_DATA FOR PROCESSING_
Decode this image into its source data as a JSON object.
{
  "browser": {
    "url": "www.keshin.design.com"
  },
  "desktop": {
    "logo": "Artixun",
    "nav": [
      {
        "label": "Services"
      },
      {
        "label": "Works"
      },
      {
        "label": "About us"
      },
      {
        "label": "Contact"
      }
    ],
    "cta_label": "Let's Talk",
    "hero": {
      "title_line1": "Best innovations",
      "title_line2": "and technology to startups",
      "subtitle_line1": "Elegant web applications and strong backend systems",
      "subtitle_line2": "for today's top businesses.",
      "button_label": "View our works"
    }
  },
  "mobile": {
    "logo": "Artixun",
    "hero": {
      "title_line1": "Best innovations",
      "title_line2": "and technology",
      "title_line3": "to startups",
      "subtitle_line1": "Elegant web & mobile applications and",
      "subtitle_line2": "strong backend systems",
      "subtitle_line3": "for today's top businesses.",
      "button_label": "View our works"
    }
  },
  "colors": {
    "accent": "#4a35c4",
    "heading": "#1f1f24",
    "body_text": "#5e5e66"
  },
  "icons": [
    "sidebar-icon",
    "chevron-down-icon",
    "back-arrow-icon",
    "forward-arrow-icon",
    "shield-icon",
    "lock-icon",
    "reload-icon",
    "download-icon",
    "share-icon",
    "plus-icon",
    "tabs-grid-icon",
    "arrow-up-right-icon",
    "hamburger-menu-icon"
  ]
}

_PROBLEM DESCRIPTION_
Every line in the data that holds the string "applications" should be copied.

_WRITTEN SOLUTION_
      "subtitle_line1": "Elegant web applications and strong backend systems",
      "subtitle_line1": "Elegant web & mobile applications and",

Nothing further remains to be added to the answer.